Immersive theatre is billed as a thrilling and intimate alternative to traditional drama, but it smacks of triviality and low-level fascism
You Me Bum Bum Train takes audience participation to the limit
Not long ago, the audience in a theatre was there to watch a play. Nowadays, the audience is the play, or at least the protagonist in a production that is animated by the paying customer.
Recently I visited an abandoned electricity board building in Bethnal Green, east London, signing away my possessions and jacket on the door. My loafers were gaffer-taped to my socks; I was placed in a wheelchair; pushed through swing doors; and berated about the bad form of an American football team. Two seconds later, I was in a locker room, delivering a pep talk while 15 hunks glowered at me through facepaint and helmet guards.

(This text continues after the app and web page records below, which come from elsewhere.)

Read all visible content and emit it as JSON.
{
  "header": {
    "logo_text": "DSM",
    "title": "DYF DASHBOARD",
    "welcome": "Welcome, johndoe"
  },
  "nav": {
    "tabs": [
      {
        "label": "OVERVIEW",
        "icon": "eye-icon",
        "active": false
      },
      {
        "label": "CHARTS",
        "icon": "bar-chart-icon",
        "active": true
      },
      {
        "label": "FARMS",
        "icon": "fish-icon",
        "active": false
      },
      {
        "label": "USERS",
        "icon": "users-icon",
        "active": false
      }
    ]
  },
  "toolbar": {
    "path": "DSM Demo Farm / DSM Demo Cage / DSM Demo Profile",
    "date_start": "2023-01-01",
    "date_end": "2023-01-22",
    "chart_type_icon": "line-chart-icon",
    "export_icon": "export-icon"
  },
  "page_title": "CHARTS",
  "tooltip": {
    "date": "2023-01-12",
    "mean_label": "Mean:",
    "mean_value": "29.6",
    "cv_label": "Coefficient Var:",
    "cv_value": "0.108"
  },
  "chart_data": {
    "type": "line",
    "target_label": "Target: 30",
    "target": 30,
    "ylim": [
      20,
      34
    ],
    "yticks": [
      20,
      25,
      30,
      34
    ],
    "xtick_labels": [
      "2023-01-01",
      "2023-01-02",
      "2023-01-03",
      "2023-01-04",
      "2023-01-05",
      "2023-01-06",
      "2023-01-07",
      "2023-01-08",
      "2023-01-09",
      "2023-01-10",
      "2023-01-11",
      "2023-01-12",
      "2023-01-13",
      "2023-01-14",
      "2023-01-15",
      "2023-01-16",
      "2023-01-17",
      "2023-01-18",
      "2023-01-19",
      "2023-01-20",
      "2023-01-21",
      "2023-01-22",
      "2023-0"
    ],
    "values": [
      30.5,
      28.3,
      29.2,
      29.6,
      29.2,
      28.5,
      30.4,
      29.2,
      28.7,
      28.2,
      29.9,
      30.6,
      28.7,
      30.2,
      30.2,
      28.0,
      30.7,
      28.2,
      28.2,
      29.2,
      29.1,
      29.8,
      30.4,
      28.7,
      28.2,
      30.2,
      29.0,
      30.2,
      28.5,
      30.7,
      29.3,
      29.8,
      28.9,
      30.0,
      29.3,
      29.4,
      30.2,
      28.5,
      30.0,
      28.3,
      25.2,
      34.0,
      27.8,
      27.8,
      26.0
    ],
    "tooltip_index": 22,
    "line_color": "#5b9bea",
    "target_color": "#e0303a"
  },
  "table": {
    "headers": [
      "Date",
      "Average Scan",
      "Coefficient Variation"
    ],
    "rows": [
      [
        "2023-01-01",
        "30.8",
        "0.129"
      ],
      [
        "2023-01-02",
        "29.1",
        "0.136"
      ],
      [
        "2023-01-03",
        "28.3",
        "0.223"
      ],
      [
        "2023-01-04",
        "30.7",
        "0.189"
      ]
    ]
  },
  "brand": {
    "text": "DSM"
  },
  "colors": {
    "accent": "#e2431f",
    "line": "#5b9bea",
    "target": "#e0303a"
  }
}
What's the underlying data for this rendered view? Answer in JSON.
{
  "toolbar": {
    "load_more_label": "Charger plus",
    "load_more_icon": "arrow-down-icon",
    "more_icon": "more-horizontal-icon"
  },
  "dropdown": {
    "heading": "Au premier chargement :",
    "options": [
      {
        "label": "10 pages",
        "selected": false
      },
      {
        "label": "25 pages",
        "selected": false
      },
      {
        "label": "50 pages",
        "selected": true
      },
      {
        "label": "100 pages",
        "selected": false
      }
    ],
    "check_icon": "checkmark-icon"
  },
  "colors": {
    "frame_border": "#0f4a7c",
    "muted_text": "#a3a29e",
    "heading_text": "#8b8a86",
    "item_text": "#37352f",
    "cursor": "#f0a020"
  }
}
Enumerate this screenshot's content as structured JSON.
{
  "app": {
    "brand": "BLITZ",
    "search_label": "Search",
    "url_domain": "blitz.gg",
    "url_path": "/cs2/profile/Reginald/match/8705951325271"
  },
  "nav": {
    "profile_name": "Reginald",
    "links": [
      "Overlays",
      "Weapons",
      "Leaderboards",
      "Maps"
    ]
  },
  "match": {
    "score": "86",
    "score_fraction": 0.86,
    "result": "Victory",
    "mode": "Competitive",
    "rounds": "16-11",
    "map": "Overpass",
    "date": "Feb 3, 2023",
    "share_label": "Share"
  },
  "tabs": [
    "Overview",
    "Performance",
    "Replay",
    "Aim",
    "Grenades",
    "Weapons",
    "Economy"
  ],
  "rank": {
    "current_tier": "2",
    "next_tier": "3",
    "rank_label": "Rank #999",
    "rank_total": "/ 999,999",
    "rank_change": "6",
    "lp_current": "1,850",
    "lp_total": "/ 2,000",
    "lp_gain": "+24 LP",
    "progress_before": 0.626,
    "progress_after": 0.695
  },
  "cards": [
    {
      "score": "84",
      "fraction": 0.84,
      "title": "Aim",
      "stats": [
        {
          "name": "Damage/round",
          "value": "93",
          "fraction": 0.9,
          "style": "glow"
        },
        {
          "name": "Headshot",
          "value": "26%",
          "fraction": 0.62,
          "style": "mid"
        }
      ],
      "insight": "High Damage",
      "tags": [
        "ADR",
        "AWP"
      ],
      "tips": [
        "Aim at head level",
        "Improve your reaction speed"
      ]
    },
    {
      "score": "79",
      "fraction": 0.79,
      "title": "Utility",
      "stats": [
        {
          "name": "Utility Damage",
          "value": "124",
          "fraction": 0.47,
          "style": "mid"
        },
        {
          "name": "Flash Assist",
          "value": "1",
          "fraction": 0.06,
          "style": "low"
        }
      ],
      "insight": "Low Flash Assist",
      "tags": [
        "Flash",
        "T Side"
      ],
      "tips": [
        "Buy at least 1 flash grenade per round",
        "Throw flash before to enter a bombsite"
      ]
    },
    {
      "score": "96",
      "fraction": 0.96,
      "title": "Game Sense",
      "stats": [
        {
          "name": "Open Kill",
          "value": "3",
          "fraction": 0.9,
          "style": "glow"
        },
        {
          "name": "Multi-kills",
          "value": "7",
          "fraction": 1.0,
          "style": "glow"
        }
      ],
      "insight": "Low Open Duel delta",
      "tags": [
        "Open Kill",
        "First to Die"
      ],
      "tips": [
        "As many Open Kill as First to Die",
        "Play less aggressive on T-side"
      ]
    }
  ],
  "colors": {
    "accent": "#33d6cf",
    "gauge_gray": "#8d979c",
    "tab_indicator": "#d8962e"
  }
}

And that was just the start. Over the next 40 minutes, I entered a tunnel lying on my back for an MRI scan, emerging through a sushi restaurant and a lost luggage department and then (still on my back) into the undercarriage of a car, and next a garage where I had to explain why the car wasn’t ready.
Hustled unceremoniously onwards, I gave a briefing on the BP oil spill, took questions on my shares in the company, delivered a sermon at a gospel meeting (I was in the wheelchair again and stupidly omitted to rise out of it on a tide of hallelujahs), and signed copies of a book I had published on “Happiness,” assuming the demeanour of a professional grouch.
By this time the grouchiness came easily. I had been passed through a moshing, baying crowd, been shoved in a cupboard while “robbing” a sleeping woman (who woke up) and sent down a chute to a rubbish tip. My humiliation was completed at a karaoke bar where a gameshow host made me sing Johnny Cash’s “Ring of Fire” to a small, uninterested audience.
Of course, everything I hated about the show You Me Bum Bum Train—the bullying, the coerciveness, the physical rough-house, the illusion of “empowerment”—is everything many people and some critics loved. The title is also the name of the company, which has been doing similar shows for some years; this latest one was co-presented by the Barbican Centre in July.
In a way, YMBBT is the ultimate experience in “immersive” theatre, a term which also embraces the work of Punchdrunk. The company’s version of The Masque of the Red Death left audiences to roam the gothic corridors of the BAC venue in Battersea; most recently, it applied these modes of “participation” in an operatic version of the Jacobean tragedy The Duchess of Malfi, co-presented by the ENO in a secret warehouse destination. And this summer the BAC hosted a “One-on-One” festival offering a number of experiences for a solo audience, including singing karaoke with a serving soldier, or being bathed naked, then hugged and fed by performance artist Adrian Howells.
Many of these events could be interpreted as bids to restore an intimacy threatened by this age of cultural fragmentation. At last year’s Edinburgh Festival, the Flemish company Ontroerend Goed consigned an audience of just five people to individual actors; my beautiful “partner” tried to crack my reserve with liqueurs by candlelight and then schmoozed me on the dance floor. She took my number. Who was she, or I, kidding?
The practitioners in this field routinely decry more familiar audience-participation routines such as the hissing of villains and singing of songs in pantomimes as old hat. But, really, how passive are you at a performance of a Beethoven symphony or King Lear? The director Peter Brook points out that you don’t have to “join in” to participate fully in a performance. A successful interaction with the stage demands a reactive audience; that’s how any good theatre happens, even in the west end.
Even so, the idea of the audience as protagonist is not new. In the 1960s, the Living Theatre of America put on shows in which actors and audience copulated on stage together. That same decade, composer John Cage and artist Allan Kaprow created “Happenings,” performances which relied on audience participation, and experimental Polish director Jerzy Grotowski turned the interaction of his players with the audience into a kind of holy theatre communion.
But in the recent British shows, the actors are not usually as accomplished as the Living Theatre’s or Grotowski’s and the projects smack of triviality as well as a low-level fascism in their treatment of the “up for it” audience. Nor is there any underpinning philosophy: it’s just party time, and you’d better join in.
I dread to think what would happen at YMBBT if a customer tried to, say, resign as the football coach or smack the gameshow host in the mouth. But that will never happen. The audience is complicit from the start, so the dynamic of the show, which is more like a ghost-train ride than a theatrical experience, is as pre-ordained as in any conventional entertainment.